Having said all of that I draw the reader to the Yahoo Finance "key statistics" page for TA where I note several things that might be of interest:

Reading from the top we see that Price-to-Sales is .02, and Price-to-book value is .22 (later listing the book value at $21.50/share). Roughly translated, that means that the current price of the stock is about one fifth of its book value and selling for a price to sales multiple that is almost non-existent. Some might say those levels offer a margin of safety.

In fairness the listed data also indicates the company has a negative enterprise value, negative return on assets and negative return on equity. So perhaps this company really is the dog the market valuation suggests it is. Or perhaps we can evaluate some other data points before addressing those metrics.

I would like to draw the reader's attention to three other data points: total cash of $185.3 million, total debt of $101.85 million (these are listed near the bottom of the left-hand column of data, and that they have 16.67 million shares outstanding (shown low in the right-hand column).

I noticed that if I subtracted debt from cash, I got that they had $83.45 million left after (theoretically) paying off their debt. Then I divided that number by the number of shares to see how much net cash per share they had. That informed me that the net cash was $5.01/share.

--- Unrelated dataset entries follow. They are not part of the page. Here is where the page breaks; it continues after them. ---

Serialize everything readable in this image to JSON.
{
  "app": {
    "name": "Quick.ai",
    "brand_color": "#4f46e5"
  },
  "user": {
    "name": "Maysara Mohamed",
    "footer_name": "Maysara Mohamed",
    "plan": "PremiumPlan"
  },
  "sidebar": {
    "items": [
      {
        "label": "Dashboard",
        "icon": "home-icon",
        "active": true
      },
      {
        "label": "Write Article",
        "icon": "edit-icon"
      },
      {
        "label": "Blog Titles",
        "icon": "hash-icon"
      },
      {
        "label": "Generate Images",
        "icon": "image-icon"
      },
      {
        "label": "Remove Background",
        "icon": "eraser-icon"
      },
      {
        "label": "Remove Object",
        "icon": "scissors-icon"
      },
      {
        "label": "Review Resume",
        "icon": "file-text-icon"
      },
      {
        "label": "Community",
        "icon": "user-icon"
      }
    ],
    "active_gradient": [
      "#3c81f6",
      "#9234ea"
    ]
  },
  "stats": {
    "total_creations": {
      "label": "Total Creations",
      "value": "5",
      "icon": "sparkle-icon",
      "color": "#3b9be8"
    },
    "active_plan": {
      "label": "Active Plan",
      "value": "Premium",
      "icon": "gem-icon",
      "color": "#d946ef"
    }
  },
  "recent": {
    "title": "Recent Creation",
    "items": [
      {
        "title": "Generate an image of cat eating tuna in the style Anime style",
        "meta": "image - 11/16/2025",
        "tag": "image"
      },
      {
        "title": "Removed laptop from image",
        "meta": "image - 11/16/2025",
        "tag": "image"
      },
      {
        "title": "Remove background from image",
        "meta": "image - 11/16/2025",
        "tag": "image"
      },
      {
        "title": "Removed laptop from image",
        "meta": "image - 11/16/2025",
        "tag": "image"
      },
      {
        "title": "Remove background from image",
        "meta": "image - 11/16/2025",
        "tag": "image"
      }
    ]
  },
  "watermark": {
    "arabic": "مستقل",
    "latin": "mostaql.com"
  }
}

The current price is about $4.70/share,

So this old redneck looks at this and asks: "So, let me see if I got this right. I can buy a net of $5.01/share cash for $4.70? AND I get the whole company's business model for free?"

mmmmmmmmm.....what's wrong with this picture?

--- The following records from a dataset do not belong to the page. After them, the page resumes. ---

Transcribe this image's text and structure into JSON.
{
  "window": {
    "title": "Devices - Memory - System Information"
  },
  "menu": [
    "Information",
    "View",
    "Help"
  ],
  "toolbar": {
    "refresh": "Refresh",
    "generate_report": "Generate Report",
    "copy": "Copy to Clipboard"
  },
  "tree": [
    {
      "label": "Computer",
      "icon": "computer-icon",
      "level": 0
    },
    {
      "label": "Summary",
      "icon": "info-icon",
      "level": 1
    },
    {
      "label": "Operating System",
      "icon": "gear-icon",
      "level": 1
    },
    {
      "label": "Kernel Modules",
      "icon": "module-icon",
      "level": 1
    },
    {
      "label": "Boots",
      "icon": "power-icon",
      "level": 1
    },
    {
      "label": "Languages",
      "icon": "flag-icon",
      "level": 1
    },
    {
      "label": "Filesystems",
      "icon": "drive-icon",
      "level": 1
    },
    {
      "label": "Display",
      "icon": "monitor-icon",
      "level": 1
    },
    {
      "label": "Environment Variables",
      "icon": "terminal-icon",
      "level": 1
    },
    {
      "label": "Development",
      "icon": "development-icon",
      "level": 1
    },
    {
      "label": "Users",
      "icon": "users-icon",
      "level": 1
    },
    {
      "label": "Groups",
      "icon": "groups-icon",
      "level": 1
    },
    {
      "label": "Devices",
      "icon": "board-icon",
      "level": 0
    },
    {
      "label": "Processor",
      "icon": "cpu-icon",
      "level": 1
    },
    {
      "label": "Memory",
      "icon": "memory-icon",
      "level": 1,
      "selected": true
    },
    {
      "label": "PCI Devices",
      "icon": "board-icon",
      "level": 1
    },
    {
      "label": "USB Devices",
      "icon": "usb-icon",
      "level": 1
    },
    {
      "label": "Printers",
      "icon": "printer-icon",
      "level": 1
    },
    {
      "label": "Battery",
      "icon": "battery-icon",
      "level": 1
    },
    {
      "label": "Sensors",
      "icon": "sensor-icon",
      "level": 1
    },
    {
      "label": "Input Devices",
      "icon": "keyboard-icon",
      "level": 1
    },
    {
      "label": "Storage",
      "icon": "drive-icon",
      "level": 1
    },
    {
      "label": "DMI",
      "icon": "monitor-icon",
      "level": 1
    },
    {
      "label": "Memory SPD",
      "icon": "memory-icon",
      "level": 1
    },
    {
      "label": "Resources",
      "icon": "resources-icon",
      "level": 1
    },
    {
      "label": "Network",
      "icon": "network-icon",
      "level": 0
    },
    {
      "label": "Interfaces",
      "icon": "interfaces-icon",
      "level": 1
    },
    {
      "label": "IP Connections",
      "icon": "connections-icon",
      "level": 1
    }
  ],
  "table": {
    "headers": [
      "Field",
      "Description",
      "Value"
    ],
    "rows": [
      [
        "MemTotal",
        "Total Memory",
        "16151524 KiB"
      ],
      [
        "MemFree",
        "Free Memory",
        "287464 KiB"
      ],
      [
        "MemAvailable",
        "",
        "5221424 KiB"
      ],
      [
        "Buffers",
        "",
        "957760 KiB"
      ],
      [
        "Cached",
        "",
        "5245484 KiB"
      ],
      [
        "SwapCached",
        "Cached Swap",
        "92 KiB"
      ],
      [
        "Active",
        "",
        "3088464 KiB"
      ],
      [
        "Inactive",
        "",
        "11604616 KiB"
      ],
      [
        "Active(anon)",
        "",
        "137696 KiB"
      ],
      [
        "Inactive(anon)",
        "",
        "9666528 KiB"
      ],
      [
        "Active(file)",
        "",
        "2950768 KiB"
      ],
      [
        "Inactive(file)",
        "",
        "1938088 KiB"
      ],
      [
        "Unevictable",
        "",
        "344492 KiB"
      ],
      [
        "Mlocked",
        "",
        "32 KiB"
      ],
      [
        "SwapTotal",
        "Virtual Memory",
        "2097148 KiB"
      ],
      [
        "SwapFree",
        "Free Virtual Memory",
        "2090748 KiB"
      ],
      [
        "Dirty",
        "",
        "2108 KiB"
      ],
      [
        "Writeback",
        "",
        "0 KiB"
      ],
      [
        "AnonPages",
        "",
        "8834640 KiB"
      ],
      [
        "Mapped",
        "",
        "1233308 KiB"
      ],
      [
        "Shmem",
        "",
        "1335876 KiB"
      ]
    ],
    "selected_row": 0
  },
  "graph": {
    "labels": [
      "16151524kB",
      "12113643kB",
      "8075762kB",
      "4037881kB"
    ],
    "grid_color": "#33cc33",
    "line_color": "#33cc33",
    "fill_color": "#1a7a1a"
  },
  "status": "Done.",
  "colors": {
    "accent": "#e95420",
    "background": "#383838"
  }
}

Now it is true that they are operating currently at a loss. But, when I dig into the numbers one of the things I see is that they continue to spend large amounts on capital equipment. That is one my favorite-est areas to see companies spend money on. I look at it as though they are spending to improve the factors of revenue production. Someday this recession will end and the investments made today will be ready to seize the moment. If things continue to be tough, they can always slow down this area or cut it out completely for a while to conserve cash.

This company was spun off from the parent about 3 years ago, so there's not much history to go on. I've listened to the management earnings conference calls and they seem like they are reasonable business men.

Therefore I'm willing to take a wait-and-see attitude toward the management effectiveness ratios mentioned above. I don't expect to find deeply discounted value propositions that don't have warts.

This company operates truck stops on interstates. That is a business model just about as old as interstates themselves. I think the access is limited. I also believe that no matter how high gas prices may go in the future, there will always be truckers using interstates. Thus there will be business available for this company.

They do have a lot of interconnected business relationships, and one would do well to keep an eye on that aspect to ensure that the profits aren't just going to the insiders, but one would be prudent to do that with all companies. So far, the rates paid to these interconnected enterprises seem fair to me.

In a nutshell then, it seemed as though I could pick up a viable business model for a net of next to nothing. When Mr Market will recognize that perhaps the company should be valued for at least the book value of its assets, or perhaps even more, I don't know. I'm usually way early on these things.

I just have a deep conviction that if I can buy decent business models at a discount to their real value then, over time, the market eventually values them at less of a discount (perhaps even at a premium) and I can then be rewarded for my initial courage of buying something with warts and my patience in waiting until the market begins to say: "Those aren't warts, they're beauty marks!"

(who decided to do this to celebrate his 5,000th post)